App and web page records:
######

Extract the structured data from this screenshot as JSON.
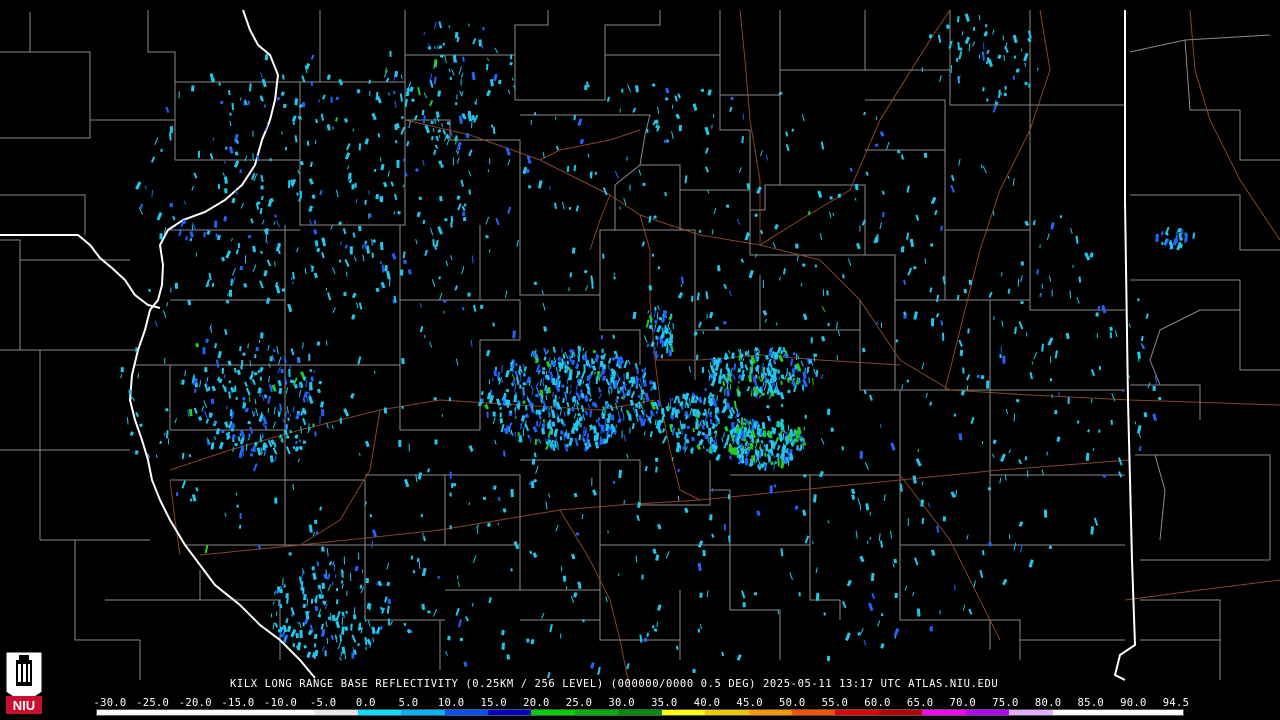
{
  "map": {
    "caption": "KILX LONG RANGE BASE REFLECTIVITY (0.25KM / 256 LEVEL) (000000/0000 0.5 DEG) 2025-05-11 13:17 UTC  ATLAS.NIU.EDU",
    "colors": {
      "background": "#000000",
      "county_lines": "#8a8a8a",
      "state_lines": "#ffffff",
      "highways": "#a0522d",
      "echo_light": "#1ec8f0",
      "echo_medium": "#1e64ff",
      "echo_strong": "#22cc22"
    },
    "scale": {
      "labels": [
        "-30.0",
        "-25.0",
        "-20.0",
        "-15.0",
        "-10.0",
        "-5.0",
        "0.0",
        "5.0",
        "10.0",
        "15.0",
        "20.0",
        "25.0",
        "30.0",
        "35.0",
        "40.0",
        "45.0",
        "50.0",
        "55.0",
        "60.0",
        "65.0",
        "70.0",
        "75.0",
        "80.0",
        "85.0",
        "90.0",
        "94.5"
      ],
      "colors": [
        "#ffffff",
        "#ffffff",
        "#ffffff",
        "#ffffff",
        "#ffffff",
        "#e8e8e8",
        "#00e0ff",
        "#00b4ff",
        "#0050ff",
        "#0000c8",
        "#00d000",
        "#00b000",
        "#008c00",
        "#ffff00",
        "#f0c800",
        "#ff9600",
        "#ff5000",
        "#e00000",
        "#b40000",
        "#ff00ff",
        "#b400ff",
        "#e0b0ff",
        "#ffffff",
        "#ffffff",
        "#ffffff"
      ]
    },
    "logo": {
      "text": "NIU",
      "icon": "niu-tower-logo-icon"
    }
  }
}
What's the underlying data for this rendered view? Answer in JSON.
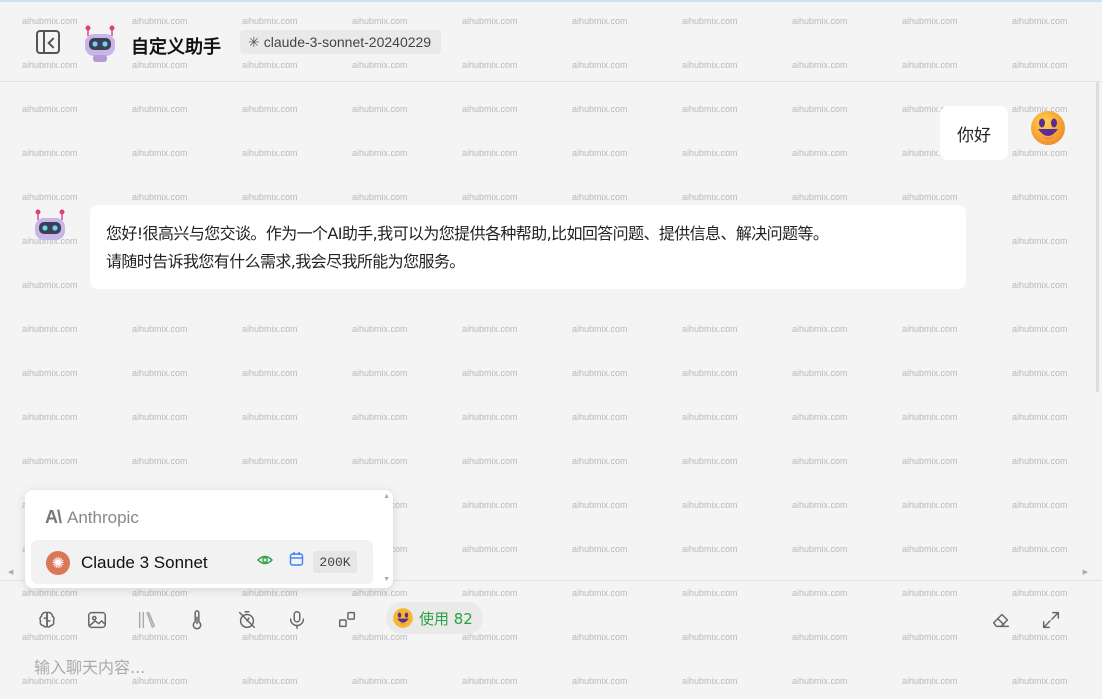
{
  "watermark_text": "aihubmix.com",
  "header": {
    "title": "自定义助手",
    "model_chip": "claude-3-sonnet-20240229",
    "model_chip_icon": "anthropic-star-icon"
  },
  "messages": [
    {
      "role": "user",
      "text": "你好",
      "avatar": "grinning-emoji-icon"
    },
    {
      "role": "assistant",
      "avatar": "robot-icon",
      "lines": [
        "您好!很高兴与您交谈。作为一个AI助手,我可以为您提供各种帮助,比如回答问题、提供信息、解决问题等。",
        "请随时告诉我您有什么需求,我会尽我所能为您服务。"
      ]
    }
  ],
  "model_popup": {
    "provider_logo": "A\\",
    "provider_name": "Anthropic",
    "models": [
      {
        "name": "Claude 3 Sonnet",
        "icon": "claude-sparkle-icon",
        "capabilities": [
          "vision-eye-icon",
          "web-calendar-icon"
        ],
        "context": "200K"
      }
    ]
  },
  "toolbar": {
    "tools": [
      "brain-icon",
      "image-icon",
      "library-icon",
      "thermometer-icon",
      "timer-off-icon",
      "microphone-icon",
      "widgets-icon"
    ],
    "usage_label": "使用 82",
    "right_tools": [
      "eraser-icon",
      "expand-icon"
    ]
  },
  "composer": {
    "placeholder": "输入聊天内容..."
  },
  "colors": {
    "accent_green": "#2aa140",
    "claude_orange": "#d97757",
    "background": "#f4f4f4"
  }
}
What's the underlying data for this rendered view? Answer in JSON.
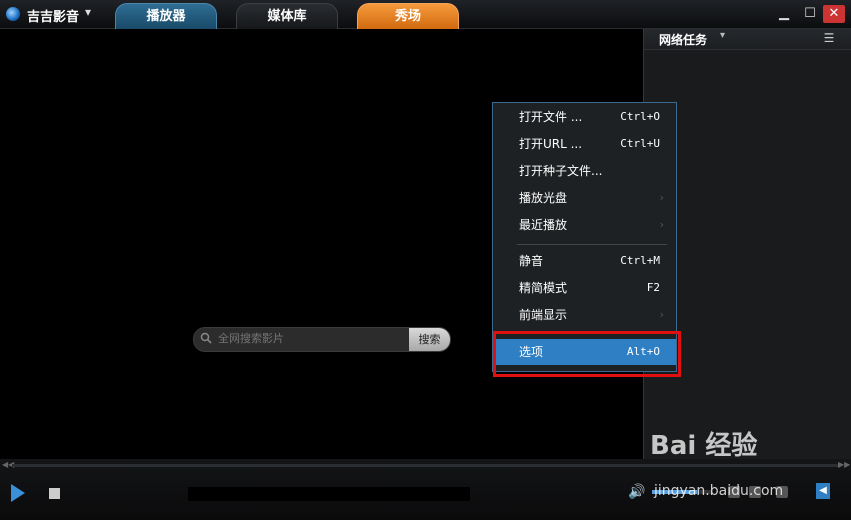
{
  "app": {
    "title": "吉吉影音",
    "caret": "▾"
  },
  "tabs": [
    {
      "label": "播放器"
    },
    {
      "label": "媒体库"
    },
    {
      "label": "秀场"
    }
  ],
  "window_controls": {
    "minimize": "▁",
    "maximize": "☐",
    "close": "✕"
  },
  "side_panel": {
    "title": "网络任务",
    "caret": "▾",
    "menu_icon": "☰"
  },
  "search": {
    "placeholder": "全网搜索影片",
    "button_label": "搜索",
    "icon": "search-icon"
  },
  "context_menu": {
    "items": [
      {
        "label": "打开文件 ...",
        "shortcut": "Ctrl+O",
        "submenu": false
      },
      {
        "label": "打开URL ...",
        "shortcut": "Ctrl+U",
        "submenu": false
      },
      {
        "label": "打开种子文件...",
        "shortcut": "",
        "submenu": false
      },
      {
        "label": "播放光盘",
        "shortcut": "",
        "submenu": true
      },
      {
        "label": "最近播放",
        "shortcut": "",
        "submenu": true
      },
      {
        "label": "静音",
        "shortcut": "Ctrl+M",
        "submenu": false
      },
      {
        "label": "精简模式",
        "shortcut": "F2",
        "submenu": false
      },
      {
        "label": "前端显示",
        "shortcut": "",
        "submenu": true
      },
      {
        "label": "选项",
        "shortcut": "Alt+O",
        "submenu": false,
        "selected": true
      }
    ],
    "submenu_arrow": "›"
  },
  "controls": {
    "play_icon": "play-icon",
    "stop_icon": "stop-icon",
    "volume_icon": "🔊"
  },
  "watermark": {
    "brand": "Bai 经验",
    "url": "jingyan.baidu.com"
  },
  "colors": {
    "accent": "#2f7fc4",
    "tab_show": "#e8832a",
    "highlight_box": "#e01010"
  }
}
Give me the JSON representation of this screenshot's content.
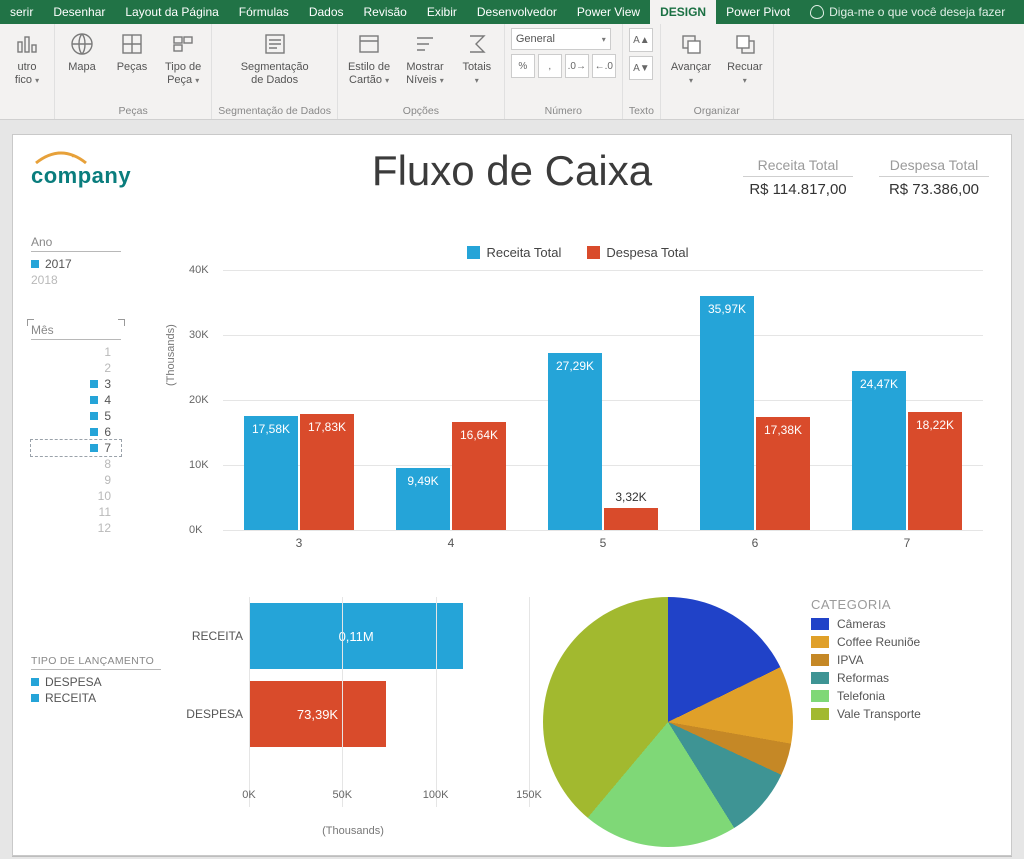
{
  "tabs": {
    "items": [
      "serir",
      "Desenhar",
      "Layout da Página",
      "Fórmulas",
      "Dados",
      "Revisão",
      "Exibir",
      "Desenvolvedor",
      "Power View",
      "DESIGN",
      "Power Pivot"
    ],
    "active_index": 9,
    "tell_me": "Diga-me o que você deseja fazer"
  },
  "ribbon": {
    "groups": [
      {
        "name": "",
        "controls": [
          {
            "label": "utro\nfico",
            "dd": true
          }
        ]
      },
      {
        "name": "Peças",
        "controls": [
          {
            "label": "Mapa"
          },
          {
            "label": "Peças"
          },
          {
            "label": "Tipo de\nPeça",
            "dd": true
          }
        ]
      },
      {
        "name": "Segmentação de Dados",
        "controls": [
          {
            "label": "Segmentação\nde Dados"
          }
        ]
      },
      {
        "name": "Opções",
        "controls": [
          {
            "label": "Estilo de\nCartão",
            "dd": true
          },
          {
            "label": "Mostrar\nNíveis",
            "dd": true
          },
          {
            "label": "Totais",
            "dd": true
          }
        ]
      },
      {
        "name": "Número",
        "format_value": "General"
      },
      {
        "name": "Texto",
        "controls": [
          {
            "label": ""
          },
          {
            "label": ""
          }
        ],
        "font_buttons": true
      },
      {
        "name": "Organizar",
        "controls": [
          {
            "label": "Avançar",
            "dd": true
          },
          {
            "label": "Recuar",
            "dd": true
          }
        ]
      }
    ]
  },
  "dashboard": {
    "logo_text": "company",
    "title": "Fluxo de Caixa",
    "totals": [
      {
        "label": "Receita Total",
        "value": "R$ 114.817,00"
      },
      {
        "label": "Despesa Total",
        "value": "R$ 73.386,00"
      }
    ],
    "slicer_year": {
      "title": "Ano",
      "items": [
        {
          "v": "2017",
          "sel": true
        },
        {
          "v": "2018",
          "sel": false
        }
      ]
    },
    "slicer_month": {
      "title": "Mês",
      "items": [
        {
          "v": "1",
          "sel": false
        },
        {
          "v": "2",
          "sel": false
        },
        {
          "v": "3",
          "sel": true
        },
        {
          "v": "4",
          "sel": true
        },
        {
          "v": "5",
          "sel": true
        },
        {
          "v": "6",
          "sel": true
        },
        {
          "v": "7",
          "sel": true
        },
        {
          "v": "8",
          "sel": false
        },
        {
          "v": "9",
          "sel": false
        },
        {
          "v": "10",
          "sel": false
        },
        {
          "v": "11",
          "sel": false
        },
        {
          "v": "12",
          "sel": false
        }
      ]
    },
    "slicer_tipo": {
      "title": "TIPO DE LANÇAMENTO",
      "items": [
        {
          "v": "DESPESA"
        },
        {
          "v": "RECEITA"
        }
      ]
    },
    "legend_main": [
      {
        "label": "Receita Total",
        "color": "#25a4d8"
      },
      {
        "label": "Despesa Total",
        "color": "#d94b2b"
      }
    ],
    "pie_legend": {
      "title": "CATEGORIA",
      "items": [
        {
          "label": "Câmeras",
          "color": "#2042c8"
        },
        {
          "label": "Coffee Reuniõe",
          "color": "#e0a029"
        },
        {
          "label": "IPVA",
          "color": "#c58826"
        },
        {
          "label": "Reformas",
          "color": "#3e9494"
        },
        {
          "label": "Telefonia",
          "color": "#7fd877"
        },
        {
          "label": "Vale Transporte",
          "color": "#a2b92f"
        }
      ]
    }
  },
  "chart_data": [
    {
      "type": "bar",
      "title": "",
      "xlabel": "",
      "ylabel": "(Thousands)",
      "ylim": [
        0,
        40
      ],
      "yticks": [
        0,
        10,
        20,
        30,
        40
      ],
      "ytick_labels": [
        "0K",
        "10K",
        "20K",
        "30K",
        "40K"
      ],
      "categories": [
        "3",
        "4",
        "5",
        "6",
        "7"
      ],
      "series": [
        {
          "name": "Receita Total",
          "color": "#25a4d8",
          "values": [
            17.58,
            9.49,
            27.29,
            35.97,
            24.47
          ],
          "labels": [
            "17,58K",
            "9,49K",
            "27,29K",
            "35,97K",
            "24,47K"
          ]
        },
        {
          "name": "Despesa Total",
          "color": "#d94b2b",
          "values": [
            17.83,
            16.64,
            3.32,
            17.38,
            18.22
          ],
          "labels": [
            "17,83K",
            "16,64K",
            "3,32K",
            "17,38K",
            "18,22K"
          ]
        }
      ]
    },
    {
      "type": "bar_horizontal",
      "xlabel": "(Thousands)",
      "xlim": [
        0,
        150
      ],
      "xticks": [
        0,
        50,
        100,
        150
      ],
      "xtick_labels": [
        "0K",
        "50K",
        "100K",
        "150K"
      ],
      "categories": [
        "RECEITA",
        "DESPESA"
      ],
      "values": [
        114.817,
        73.39
      ],
      "colors": [
        "#25a4d8",
        "#d94b2b"
      ],
      "labels": [
        "0,11M",
        "73,39K"
      ]
    },
    {
      "type": "pie",
      "title": "CATEGORIA",
      "series": [
        {
          "name": "Câmeras",
          "color": "#2042c8",
          "value": 18
        },
        {
          "name": "Coffee Reuniões",
          "color": "#e0a029",
          "value": 10
        },
        {
          "name": "IPVA",
          "color": "#c58826",
          "value": 4
        },
        {
          "name": "Reformas",
          "color": "#3e9494",
          "value": 9
        },
        {
          "name": "Telefonia",
          "color": "#7fd877",
          "value": 20
        },
        {
          "name": "Vale Transporte",
          "color": "#a2b92f",
          "value": 39
        }
      ]
    }
  ]
}
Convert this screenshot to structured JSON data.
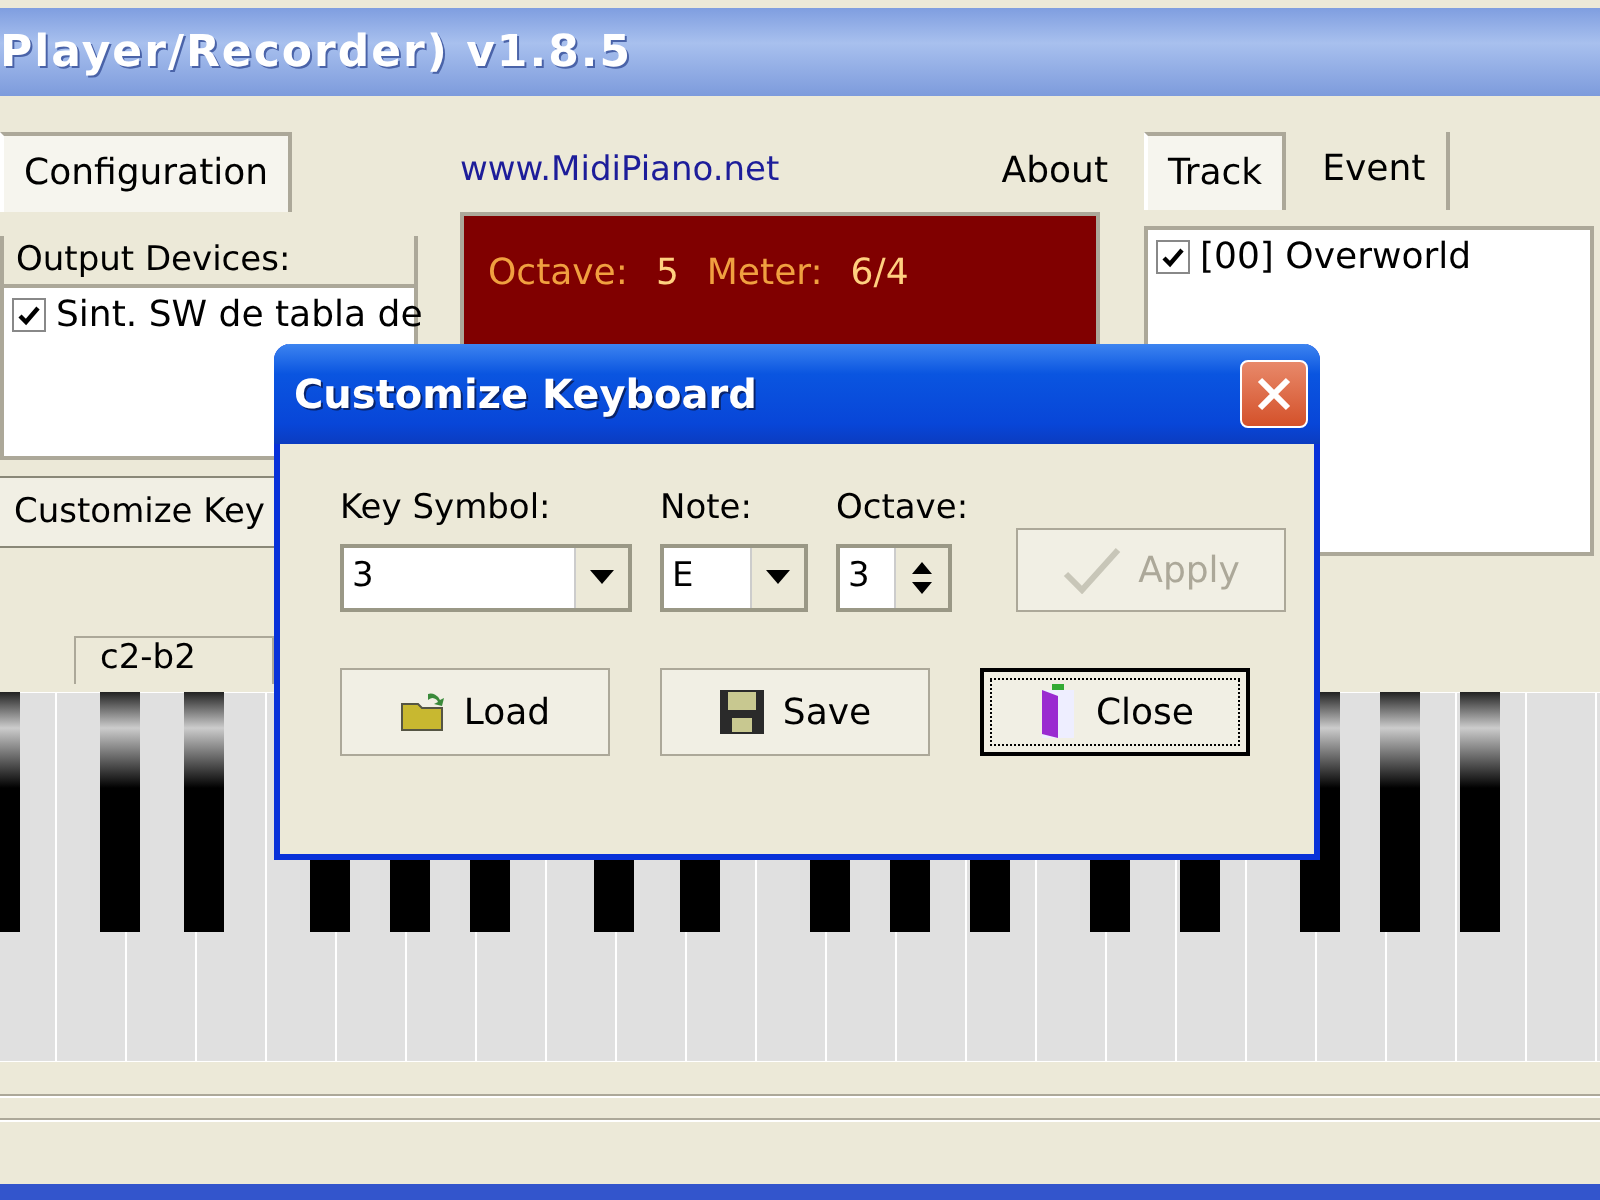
{
  "main_window": {
    "title": "Player/Recorder) v1.8.5",
    "left_tabs": [
      {
        "label": "Configuration",
        "selected": true
      }
    ],
    "link": "www.MidiPiano.net",
    "about": "About",
    "right_tabs": [
      {
        "label": "Track",
        "selected": true
      },
      {
        "label": "Event",
        "selected": false
      }
    ],
    "output_devices": {
      "title": "Output Devices:",
      "items": [
        {
          "label": "Sint. SW de tabla de",
          "checked": true
        }
      ]
    },
    "display": {
      "octave_label": "Octave:",
      "octave": "5",
      "meter_label": "Meter:",
      "meter": "6/4"
    },
    "tracks": [
      {
        "label": "[00] Overworld",
        "checked": true
      }
    ],
    "customize_button": "Customize Key",
    "range_label": "c2-b2"
  },
  "dialog": {
    "title": "Customize Keyboard",
    "fields": [
      {
        "label": "Key Symbol:",
        "kind": "combo",
        "value": "3"
      },
      {
        "label": "Note:",
        "kind": "combo",
        "value": "E"
      },
      {
        "label": "Octave:",
        "kind": "spin",
        "value": "3"
      }
    ],
    "apply": {
      "label": "Apply",
      "disabled": true
    },
    "buttons": [
      {
        "label": "Load",
        "kind": "load",
        "focused": false
      },
      {
        "label": "Save",
        "kind": "save",
        "focused": false
      },
      {
        "label": "Close",
        "kind": "close",
        "focused": true
      }
    ]
  }
}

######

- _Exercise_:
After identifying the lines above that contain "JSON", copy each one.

- _Solution to this task_:
Extract the structured data from this screenshot as JSON.
What's the underlying data for this rendered view? Answer in JSON.
What's the underlying data for this rendered view? Answer in JSON.
Give me the JSON representation of this screenshot's content.
Convert this screenshot to structured JSON data.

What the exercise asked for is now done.